---------- EXTRACTED MATERIAL ----------

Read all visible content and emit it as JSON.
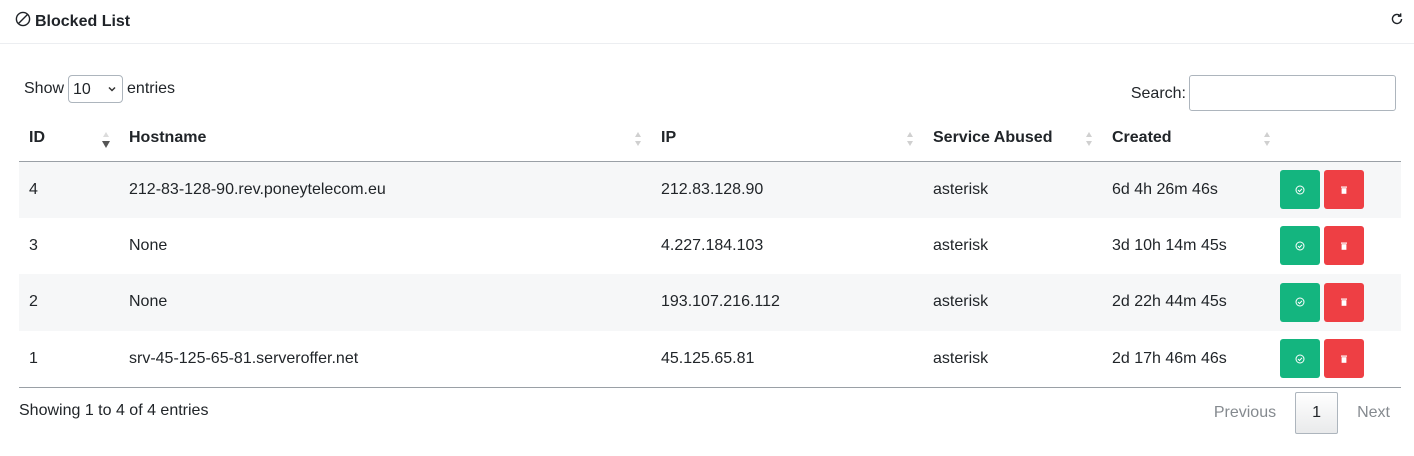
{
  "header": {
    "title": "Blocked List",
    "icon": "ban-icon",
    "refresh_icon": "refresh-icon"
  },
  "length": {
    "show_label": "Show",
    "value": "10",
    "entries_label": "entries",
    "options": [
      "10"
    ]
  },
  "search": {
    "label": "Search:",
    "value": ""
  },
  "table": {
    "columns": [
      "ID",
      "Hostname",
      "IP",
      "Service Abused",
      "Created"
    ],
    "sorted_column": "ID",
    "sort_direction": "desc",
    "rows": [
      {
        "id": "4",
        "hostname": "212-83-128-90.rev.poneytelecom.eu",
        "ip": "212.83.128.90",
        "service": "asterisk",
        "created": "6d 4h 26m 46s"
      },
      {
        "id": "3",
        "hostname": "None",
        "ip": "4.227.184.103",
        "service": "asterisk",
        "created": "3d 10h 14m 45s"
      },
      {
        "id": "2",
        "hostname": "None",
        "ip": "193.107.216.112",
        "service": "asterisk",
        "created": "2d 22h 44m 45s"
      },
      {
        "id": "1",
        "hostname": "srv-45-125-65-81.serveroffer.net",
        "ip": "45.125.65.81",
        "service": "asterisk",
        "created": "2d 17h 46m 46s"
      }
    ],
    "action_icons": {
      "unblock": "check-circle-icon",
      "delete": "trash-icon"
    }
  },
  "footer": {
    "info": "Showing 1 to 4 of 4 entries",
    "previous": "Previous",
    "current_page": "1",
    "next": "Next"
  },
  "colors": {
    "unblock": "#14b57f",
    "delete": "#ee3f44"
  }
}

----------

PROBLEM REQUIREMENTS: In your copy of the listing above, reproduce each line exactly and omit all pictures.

SOLUTION TO THIS PROBLEM:
Read all visible content and emit it as JSON.
{
  "header": {
    "title": "Blocked List",
    "icon": "ban-icon",
    "refresh_icon": "refresh-icon"
  },
  "length": {
    "show_label": "Show",
    "value": "10",
    "entries_label": "entries",
    "options": [
      "10"
    ]
  },
  "search": {
    "label": "Search:",
    "value": ""
  },
  "table": {
    "columns": [
      "ID",
      "Hostname",
      "IP",
      "Service Abused",
      "Created"
    ],
    "sorted_column": "ID",
    "sort_direction": "desc",
    "rows": [
      {
        "id": "4",
        "hostname": "212-83-128-90.rev.poneytelecom.eu",
        "ip": "212.83.128.90",
        "service": "asterisk",
        "created": "6d 4h 26m 46s"
      },
      {
        "id": "3",
        "hostname": "None",
        "ip": "4.227.184.103",
        "service": "asterisk",
        "created": "3d 10h 14m 45s"
      },
      {
        "id": "2",
        "hostname": "None",
        "ip": "193.107.216.112",
        "service": "asterisk",
        "created": "2d 22h 44m 45s"
      },
      {
        "id": "1",
        "hostname": "srv-45-125-65-81.serveroffer.net",
        "ip": "45.125.65.81",
        "service": "asterisk",
        "created": "2d 17h 46m 46s"
      }
    ],
    "action_icons": {
      "unblock": "check-circle-icon",
      "delete": "trash-icon"
    }
  },
  "footer": {
    "info": "Showing 1 to 4 of 4 entries",
    "previous": "Previous",
    "current_page": "1",
    "next": "Next"
  },
  "colors": {
    "unblock": "#14b57f",
    "delete": "#ee3f44"
  }
}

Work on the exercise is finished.